*** DATASET ENTRIES Section Begins ***

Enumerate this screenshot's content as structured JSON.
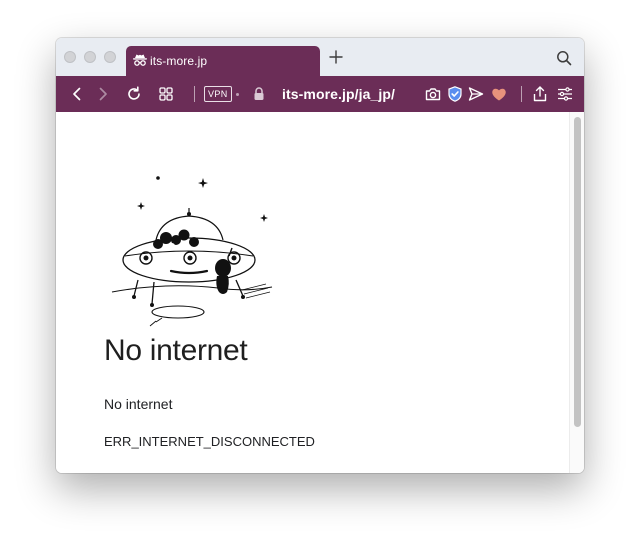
{
  "browser": {
    "tab": {
      "title": "its-more.jp",
      "icon": "incognito-icon"
    },
    "new_tab_icon": "plus-icon",
    "search_icon": "search-icon",
    "toolbar": {
      "vpn_label": "VPN",
      "url": "its-more.jp/ja_jp/",
      "icons": [
        "back-icon",
        "forward-icon",
        "reload-icon",
        "tabs-grid-icon",
        "lock-icon",
        "camera-icon",
        "shield-icon",
        "send-icon",
        "heart-icon",
        "share-icon",
        "menu-icon"
      ]
    },
    "colors": {
      "accent": "#6b2d57",
      "tabbar": "#e8ecf2",
      "heart": "#e8927c",
      "shield": "#5b8def"
    }
  },
  "page": {
    "title": "No internet",
    "description": "No internet",
    "error_code": "ERR_INTERNET_DISCONNECTED",
    "illustration": "ufo-illustration"
  }
}
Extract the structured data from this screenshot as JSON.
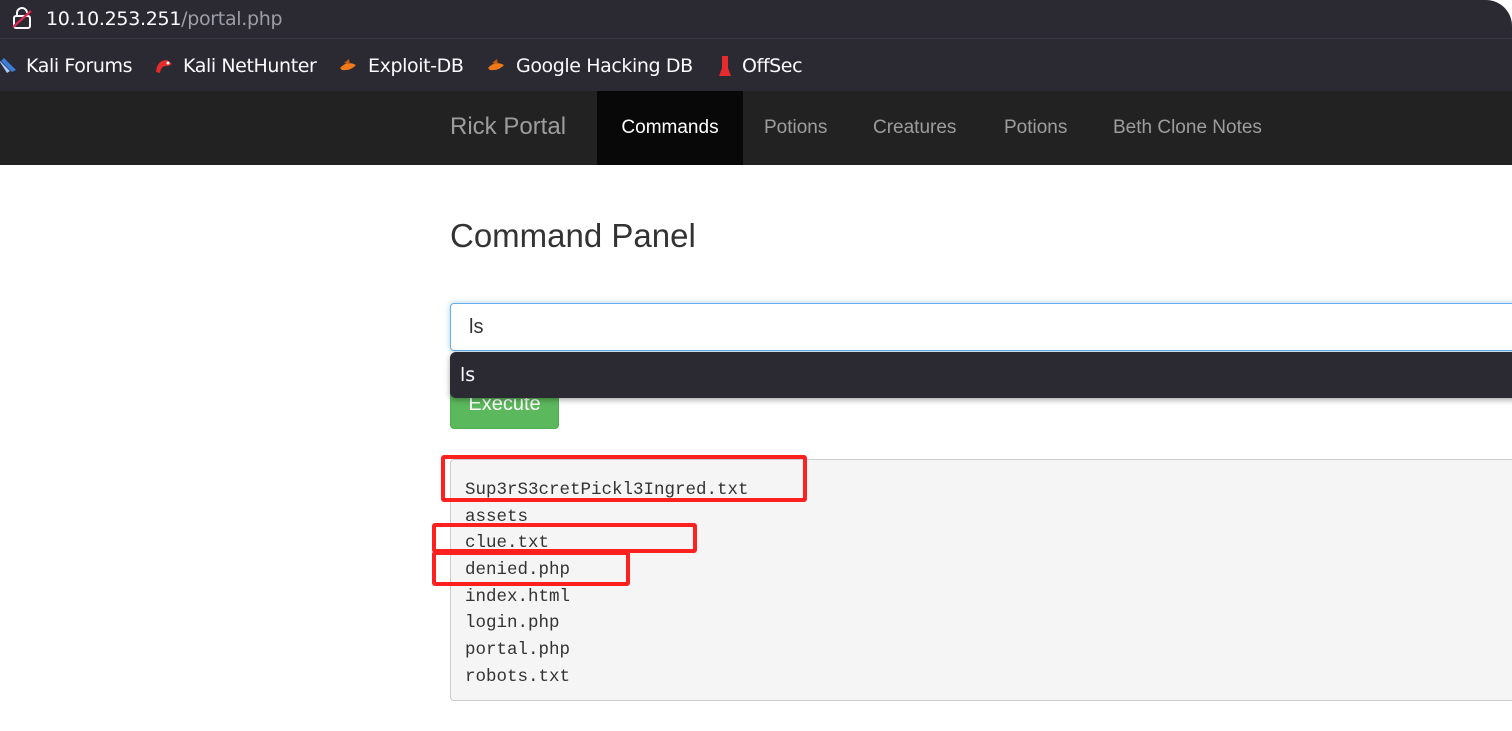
{
  "browser": {
    "url_host": "10.10.253.251",
    "url_path": "/portal.php",
    "bookmarks": [
      {
        "label": "Kali Forums",
        "icon": "kali-forums-icon"
      },
      {
        "label": "Kali NetHunter",
        "icon": "kali-nethunter-icon"
      },
      {
        "label": "Exploit-DB",
        "icon": "exploit-db-icon"
      },
      {
        "label": "Google Hacking DB",
        "icon": "google-hacking-db-icon"
      },
      {
        "label": "OffSec",
        "icon": "offsec-icon"
      }
    ]
  },
  "navbar": {
    "brand": "Rick Portal",
    "items": [
      {
        "label": "Commands",
        "active": true
      },
      {
        "label": "Potions",
        "active": false
      },
      {
        "label": "Creatures",
        "active": false
      },
      {
        "label": "Potions",
        "active": false
      },
      {
        "label": "Beth Clone Notes",
        "active": false
      }
    ]
  },
  "page": {
    "title": "Command Panel",
    "command_value": "ls",
    "autocomplete_suggestion": "ls",
    "execute_label": "Execute",
    "output_lines": [
      "Sup3rS3cretPickl3Ingred.txt",
      "assets",
      "clue.txt",
      "denied.php",
      "index.html",
      "login.php",
      "portal.php",
      "robots.txt"
    ],
    "highlighted_lines": [
      "Sup3rS3cretPickl3Ingred.txt",
      "clue.txt",
      "denied.php"
    ]
  },
  "colors": {
    "browser_chrome": "#2b2a33",
    "navbar": "#222222",
    "navbar_active": "#080808",
    "execute_button": "#5cb85c",
    "highlight": "#ff2020"
  }
}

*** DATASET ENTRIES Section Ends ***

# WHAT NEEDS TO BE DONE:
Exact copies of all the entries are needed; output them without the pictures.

# ANSWER TO THE PROBLEM:
Enumerate this screenshot's content as structured JSON.
{
  "browser": {
    "tab": {
      "title": "its-more.jp",
      "icon": "incognito-icon"
    },
    "new_tab_icon": "plus-icon",
    "search_icon": "search-icon",
    "toolbar": {
      "vpn_label": "VPN",
      "url": "its-more.jp/ja_jp/",
      "icons": [
        "back-icon",
        "forward-icon",
        "reload-icon",
        "tabs-grid-icon",
        "lock-icon",
        "camera-icon",
        "shield-icon",
        "send-icon",
        "heart-icon",
        "share-icon",
        "menu-icon"
      ]
    },
    "colors": {
      "accent": "#6b2d57",
      "tabbar": "#e8ecf2",
      "heart": "#e8927c",
      "shield": "#5b8def"
    }
  },
  "page": {
    "title": "No internet",
    "description": "No internet",
    "error_code": "ERR_INTERNET_DISCONNECTED",
    "illustration": "ufo-illustration"
  }
}
Extract the structured data from this screenshot as JSON.
{
  "browser": {
    "url_host": "10.10.253.251",
    "url_path": "/portal.php",
    "bookmarks": [
      {
        "label": "Kali Forums",
        "icon": "kali-forums-icon"
      },
      {
        "label": "Kali NetHunter",
        "icon": "kali-nethunter-icon"
      },
      {
        "label": "Exploit-DB",
        "icon": "exploit-db-icon"
      },
      {
        "label": "Google Hacking DB",
        "icon": "google-hacking-db-icon"
      },
      {
        "label": "OffSec",
        "icon": "offsec-icon"
      }
    ]
  },
  "navbar": {
    "brand": "Rick Portal",
    "items": [
      {
        "label": "Commands",
        "active": true
      },
      {
        "label": "Potions",
        "active": false
      },
      {
        "label": "Creatures",
        "active": false
      },
      {
        "label": "Potions",
        "active": false
      },
      {
        "label": "Beth Clone Notes",
        "active": false
      }
    ]
  },
  "page": {
    "title": "Command Panel",
    "command_value": "ls",
    "autocomplete_suggestion": "ls",
    "execute_label": "Execute",
    "output_lines": [
      "Sup3rS3cretPickl3Ingred.txt",
      "assets",
      "clue.txt",
      "denied.php",
      "index.html",
      "login.php",
      "portal.php",
      "robots.txt"
    ],
    "highlighted_lines": [
      "Sup3rS3cretPickl3Ingred.txt",
      "clue.txt",
      "denied.php"
    ]
  },
  "colors": {
    "browser_chrome": "#2b2a33",
    "navbar": "#222222",
    "navbar_active": "#080808",
    "execute_button": "#5cb85c",
    "highlight": "#ff2020"
  }
}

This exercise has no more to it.